Co-owners of a right-of-way easement may not be compelled to help pay for the cost of upgrading a road beyond its historical condition without giving their consent to the improvements.

For example, a dirt road easement has fallen into a state of disrepair. Some of the easement owners widen the road, grade it, install culverts and cut trees. They demand contributions from other owners who did not consent to the improvement. The nonconsenting owners refuse to pay, claiming the easement was upgraded from its original condition.

The improvements were not made to simply repair the old road; they were essential to the building of a new and different road. The nonconsenting owners are not responsible for the costs of upgrading. [Holland, supra]

Secondary easements

In order to maintain an easement, an owner may have to enter a neighbor’s property. Secondary easements allow entry to make repairs so the easement may be used.

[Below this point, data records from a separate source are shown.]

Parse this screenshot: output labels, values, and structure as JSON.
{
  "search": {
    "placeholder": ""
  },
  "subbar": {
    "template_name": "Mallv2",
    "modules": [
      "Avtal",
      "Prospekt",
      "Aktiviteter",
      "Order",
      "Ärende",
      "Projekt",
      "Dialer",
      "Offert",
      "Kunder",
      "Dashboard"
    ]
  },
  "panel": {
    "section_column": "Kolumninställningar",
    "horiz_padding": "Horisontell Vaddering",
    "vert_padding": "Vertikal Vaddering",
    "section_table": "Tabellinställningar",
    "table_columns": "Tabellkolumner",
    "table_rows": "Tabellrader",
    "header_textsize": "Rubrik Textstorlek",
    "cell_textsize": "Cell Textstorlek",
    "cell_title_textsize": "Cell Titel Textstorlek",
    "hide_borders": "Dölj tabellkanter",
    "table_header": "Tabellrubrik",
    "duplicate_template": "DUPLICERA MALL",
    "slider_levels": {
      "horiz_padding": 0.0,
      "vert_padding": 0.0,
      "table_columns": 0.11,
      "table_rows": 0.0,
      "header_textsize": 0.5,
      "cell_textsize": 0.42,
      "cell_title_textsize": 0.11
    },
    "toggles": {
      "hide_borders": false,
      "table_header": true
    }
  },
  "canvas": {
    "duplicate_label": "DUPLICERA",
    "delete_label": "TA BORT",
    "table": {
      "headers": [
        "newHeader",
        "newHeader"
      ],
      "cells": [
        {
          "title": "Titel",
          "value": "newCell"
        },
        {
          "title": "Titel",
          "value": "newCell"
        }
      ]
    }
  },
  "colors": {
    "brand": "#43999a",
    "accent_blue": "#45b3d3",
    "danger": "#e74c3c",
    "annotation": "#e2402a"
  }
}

For example, an easement user places posts and reflectors along the edge of a narrow, steep right of way to prevent cars from going over the embankment.

The property owner subject to the easement removes the posts. The property owner finds them inconvenient even though they do not interfere with his use of his property or the road.However, an easement gives users the right to do what is necessary to maintain the safe use of the easement.Since the road adjoins a steep embankment, guard posts are reasonably necessary and not a needless burden on the property owner. Thus, the property owner has to replace the guard posts. [Herzog v. Grosso (1953) 41 C2d 219]  

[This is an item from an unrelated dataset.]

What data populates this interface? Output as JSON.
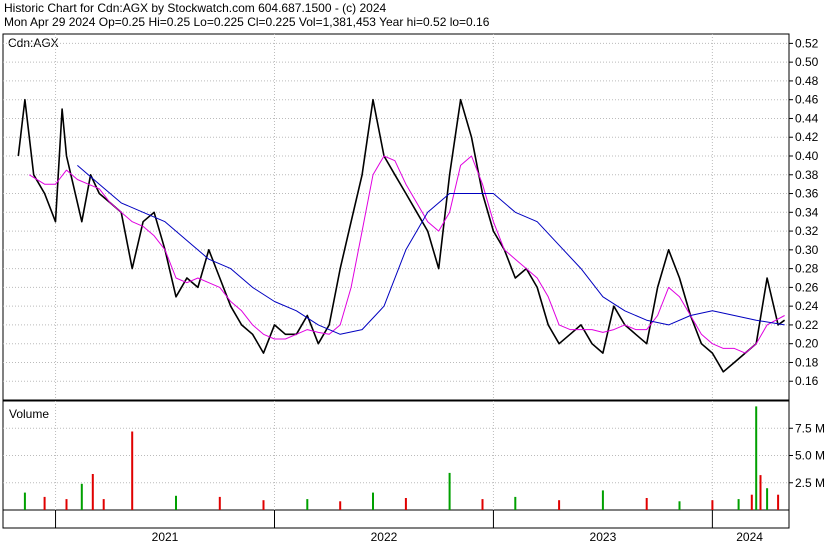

Secondary easements allow entry onto a neighbor’s property so a shared right of way may be maintained.

Consider a group of landowners who grant an easement to the county for use as a public highway. Without permission, county officials drill a well on the highway to obtain subterranean water for watering the landscape.

Although the well does not interfere with road usage, it is not necessary to maintain the road by sprinkling it.

The easement is for a right of way only. The county does not have the right to drill wells on the landowners’ property to keep the road easement in repair. [Wright v. Austin (1904) 143 C 236]

Buying subject to an easement

An easement in gross is a personal right to use another’s property. It is held by an individual, not his property. It will not remain with the property and run with the land when the owner sells the property.

An easement runs with the land and thus is an appurtenance to the property it benefits. Even though an easement is located on neighboring property, it is transferred on the sale of the property it benefits as an appurtenant right. [CC §1104]

A right-of-way easement is conveyed along with the property it benefits unless it is excepted under the terms of the conveyance. [Lemos v. Farmin (1932) 128 CA 195]

Lenders sometimes have special requirements when lending on property that holds a right-of-way easement for ingress and egress.

Loan appraisers and underwriters want a written maintenance agreement. In the absence of a written agreement, the buyer may be asked to acknowledge he is aware of the nonexistence of a written agreement.

If the right of way is to be repaired as a condition to closing a sale on a parcel benefiting from the easement, payment for the repairs needs to be worked out between the seller and the other users of the easement.

Lenders often require private rights of way to be useable in all types of weather. Also, many lenders want the right of way to be consistent with other roads in the area. If the easement road is dirt and most of the roads in the area are paved, the lender may consider the property less valuable than a comparable property with a paved road.